UQM Technologies Reports $1.4 Million Loss In Fourth Quarter
UQM Technologies announced that revenues for the quarter ending December 31, 2014 fell by almost 60% year-over-year to $836,000.
Lower revenues typically translate to higher losses and here we see $1.4 million.
“UQM TECHNOLOGIES, INC. (NYSE MKT: UQM), a developer of alternative energy technologies, today announced operating results for the third quarter ended December 31, 2014. Total revenue for the quarter was $836,000 compared to $2.0 million for the same quarter last year. Net loss for the third quarter was $1.4 million, or $0.03 per common share. This compares to a net loss of $66,000, or $0.00 per common share for the same period last year, which included a one-time benefit of $727,000.”
Eric R. Ridenour, UQM Technologies’ President and Chief Executive Officer stated:
”While our results this quarter reflect the sluggish domestic market and the timing of orders from our customers, we are very pleased with our ongoing progress outside of the US. Our newly-announced China certification and strategic customer agreements in Asia reflect our significant efforts to secure high volume contracts and penetrate that large and growing market opportunity.”
Well, it’s not easy to be a
green electric motor supplier, especially since all the large EV manufacturers (Nissan, GM, Tesla, BMW, VW) opted to produce drivetrains in-house.
Smaller companies are more willing to place orders, but as in case of CODA, the risk is high. UQM is still sitting on the large inventory for CODA:
“We carry a large inventory balance originally acquired for CODA and may not be able to sell this inventory.”

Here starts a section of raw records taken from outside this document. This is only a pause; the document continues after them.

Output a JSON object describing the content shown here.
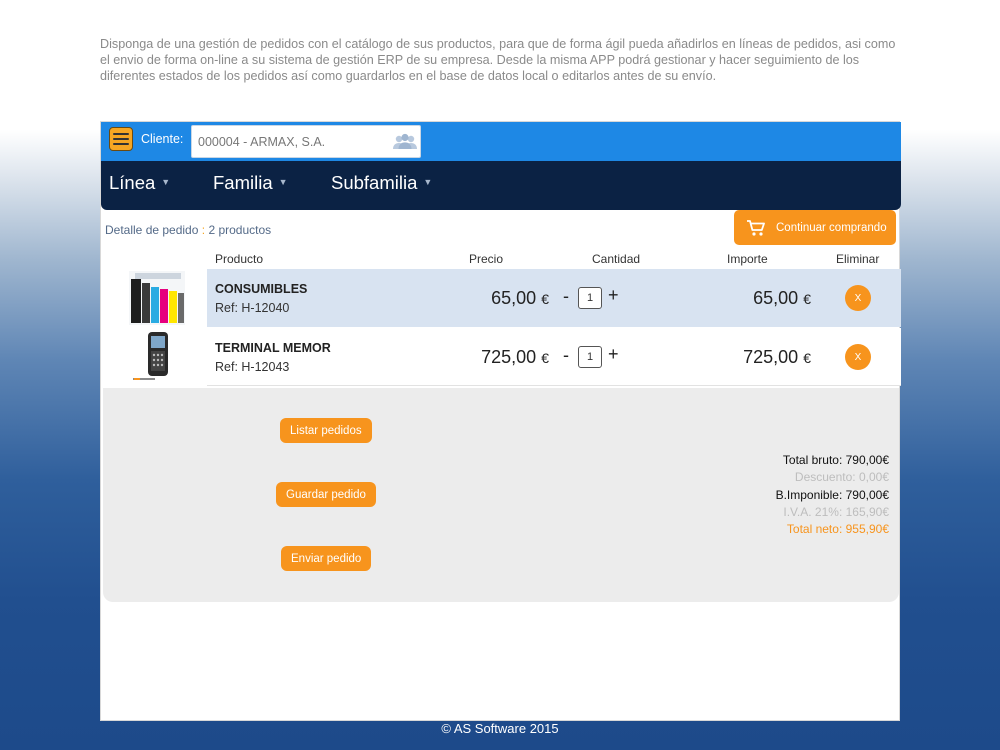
{
  "intro_text": "Disponga de una gestión de pedidos con el catálogo de sus productos, para que de  forma ágil pueda añadirlos en líneas de pedidos, asi como el envio de forma on-line a su sistema de gestión ERP de su empresa. Desde la misma APP podrá gestionar y hacer seguimiento de los diferentes estados de los pedidos así como guardarlos en el base de datos local o editarlos antes de su envío.",
  "topbar": {
    "client_label": "Cliente:",
    "client_value": "000004 - ARMAX, S.A.",
    "icons": {
      "menu": "hamburger-menu-icon",
      "client": "users-icon"
    },
    "colors": {
      "bar": "#1e88e5",
      "menu_button": "#f5a623"
    }
  },
  "categories": [
    {
      "label": "Línea"
    },
    {
      "label": "Familia"
    },
    {
      "label": "Subfamilia"
    }
  ],
  "detail": {
    "label": "Detalle de pedido",
    "separator": ":",
    "count": "2 productos"
  },
  "continue_button": {
    "label": "Continuar comprando",
    "icon": "shopping-cart-icon"
  },
  "table": {
    "headers": {
      "product": "Producto",
      "price": "Precio",
      "quantity": "Cantidad",
      "amount": "Importe",
      "remove": "Eliminar"
    },
    "rows": [
      {
        "name": "CONSUMIBLES",
        "ref": "Ref: H-12040",
        "price": "65,00",
        "currency": "€",
        "qty": "1",
        "amount": "65,00",
        "minus": "-",
        "plus": "+",
        "remove": "X"
      },
      {
        "name": "TERMINAL MEMOR",
        "ref": "Ref: H-12043",
        "price": "725,00",
        "currency": "€",
        "qty": "1",
        "amount": "725,00",
        "minus": "-",
        "plus": "+",
        "remove": "X"
      }
    ]
  },
  "actions": {
    "list": "Listar pedidos",
    "save": "Guardar pedido",
    "send": "Enviar pedido"
  },
  "totals": {
    "gross": "Total bruto: 790,00€",
    "discount": "Descuento: 0,00€",
    "taxable": "B.Imponible: 790,00€",
    "vat": "I.V.A. 21%: 165,90€",
    "net": "Total neto: 955,90€"
  },
  "footer": "© AS Software 2015",
  "colors": {
    "accent": "#f7941d",
    "navy": "#0b2244",
    "selected_row": "#d8e3f1"
  }
}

“At December 31 , 2014, we had aged inventory of $7. 8 million of PowerPhase Pro ® systems on our books originally acquired for now-bankrupt CODA. We believe the PowerPhase Pro ® system is right sized for many medium-duty truck, marine, passenger vehicle and stationary power applications, and this inventory is now for sale to other customers. While we believe that there continues to be a strong market for these products, a change in market conditions or technology advancements could make this inventory obsolete, or the actual realizable value upon sale of this inventory to be substantially less than its book value, causing a material adverse effect on our results of operations.”